Licenses are the death of freedom
February 17, 2018•451 words
I wrote yesterday how the definition of freedom can be stated as “the lack of dependence on an arbitrary power,” and that freedom is the sum of your “microliberties” as permeated across the subtleties of your life. Personally, I’ve never been able to handle lack of freedom well, in any situation. No one likes being told what to do. We want to do what we want to do. Freedom is the space to pursue that.
I will say that in the course of my life, government hasn’t been a large impediment to my freedom. College and employment, on the other hand.
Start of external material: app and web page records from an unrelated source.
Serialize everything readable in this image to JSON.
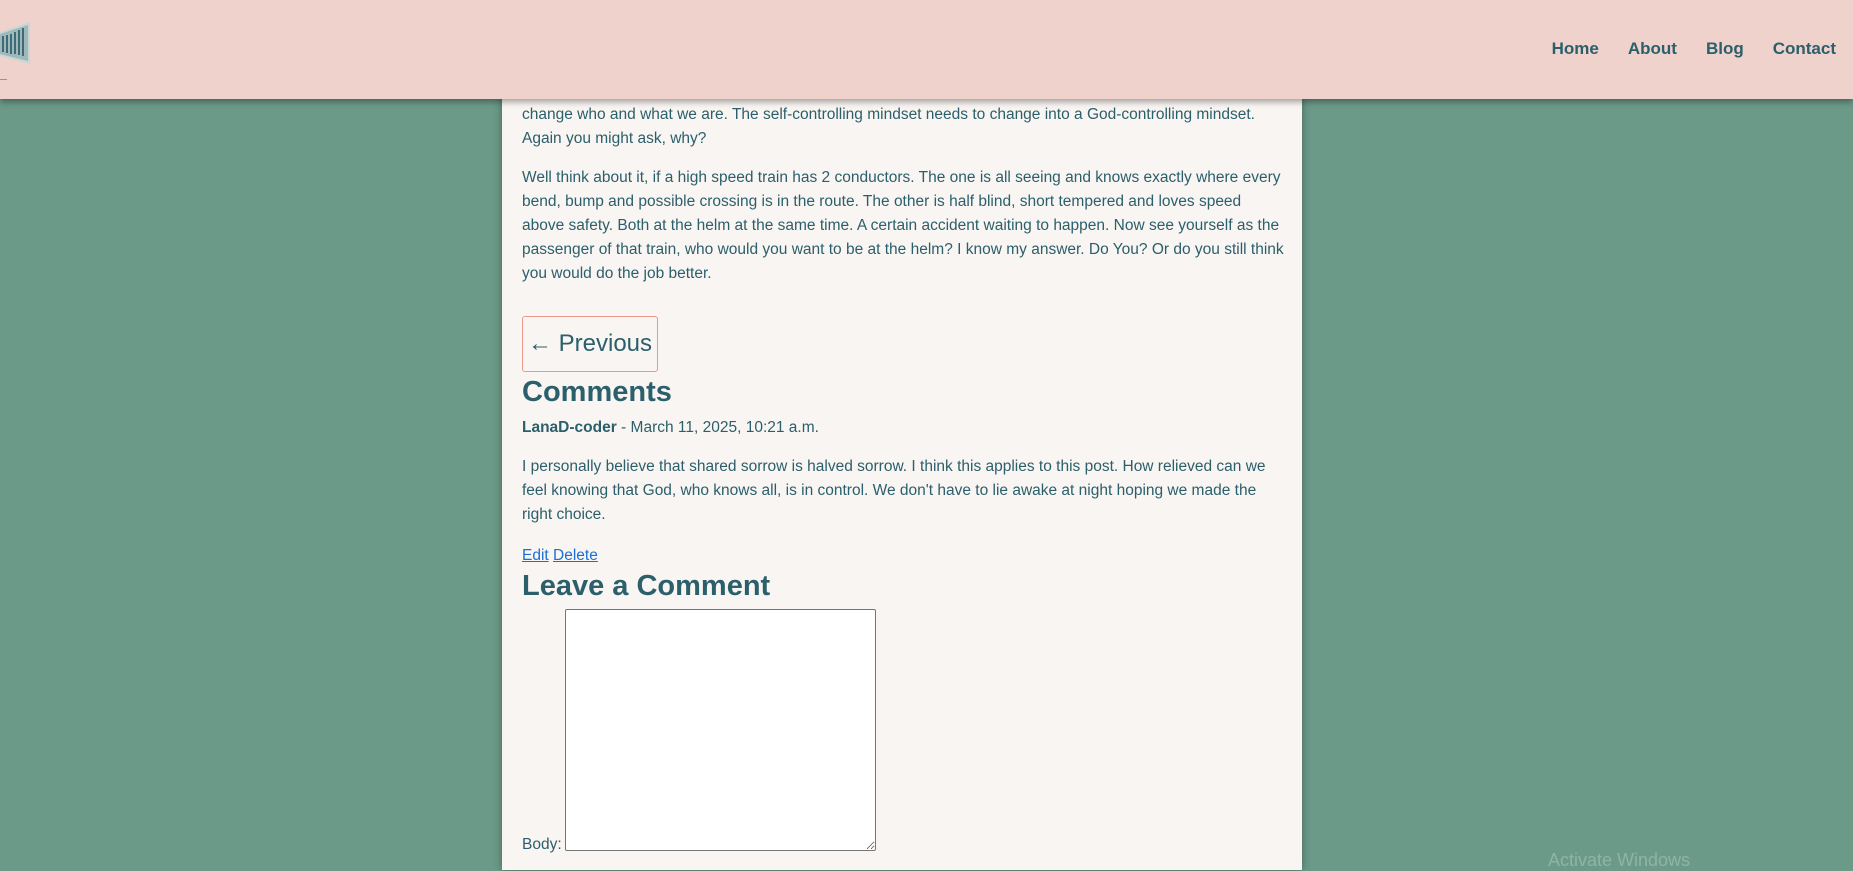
{
  "nav": {
    "links": [
      "Home",
      "About",
      "Blog",
      "Contact"
    ]
  },
  "post": {
    "paragraph_1": "change who and what we are. The self-controlling mindset needs to change into a God-controlling mindset. Again you might ask, why?",
    "paragraph_2": "Well think about it, if a high speed train has 2 conductors. The one is all seeing and knows exactly where every bend, bump and possible crossing is in the route. The other is half blind, short tempered and loves speed above safety. Both at the helm at the same time. A certain accident waiting to happen. Now see yourself as the passenger of that train, who would you want to be at the helm? I know my answer. Do You? Or do you still think you would do the job better."
  },
  "pagination": {
    "previous_label": "← Previous"
  },
  "comments": {
    "title": "Comments",
    "items": [
      {
        "author": "LanaD-coder",
        "separator": " - ",
        "date": "March 11, 2025, 10:21 a.m.",
        "body": "I personally believe that shared sorrow is halved sorrow. I think this applies to this post. How relieved can we feel knowing that God, who knows all, is in control. We don't have to lie awake at night hoping we made the right choice.",
        "edit_label": "Edit",
        "delete_label": "Delete"
      }
    ]
  },
  "comment_form": {
    "title": "Leave a Comment",
    "body_label": "Body:"
  },
  "os": {
    "watermark": "Activate Windows"
  },
  "colors": {
    "page_background": "#6b9a89",
    "navbar_background": "#efd2cb",
    "content_background": "#f9f5f2",
    "text": "#2b5f6b",
    "link": "#1a6fd6",
    "button_border": "#e8998a"
  }
}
Really, permission-based environments, no matter how wonderful they seem at first, eventually become a prison. I’ll always reach a point where what I want to do is not what is wanted of me to do. The ticking starts then.
The only other area of my life where I have felt restricted upon is with licenses. “Permission to operate.” If you want to submit an app to the app store, first you need to seek permission from your local government to establish a corporation. They usually say yes, but nevertheless, have the arbitrary power to say no.
You then seek permission to join the Apple Developer Program. This requires you to have a “DUNS” number, which is a sort of business and address verification done by an external company. They usually don’t give you any trouble, but nonetheless, have the arbitrary power to say no.
After you are accepted into the program and spend a year developing the app of your dreams, you must seek permission to post your app on the app store. Here, anything goes. They might say yes. Or they might say no. I’ve been rejected for vague reasons many times. And every time, I fear my livelihood is at stake. In this regard, I am not free. I am a faithful servant to the Apple gods. Please, blessed Apple, do not cast upon me your wrath, and continue to shower me with the sweet nectar of your graciousness. Amen.
Licenses are also how markets are controlled. It’s easy to control supply and demand when any one who supplies needs permission to do so, and in many cases, the demander requires permission as well.
This isn’t a blanket assault on the mere concept of licenses, as it has been a useful construct. Rather, it’s an assessment of our circumstance as software developers producing goods for an entity that ultimately controls the supply of these goods. In that regard, while that entity may not frequently exercise its power of rejection, the mere presence of that arbitrary power, in the aforementioned definition, is deemed sufficient circumstances for a non-free existence.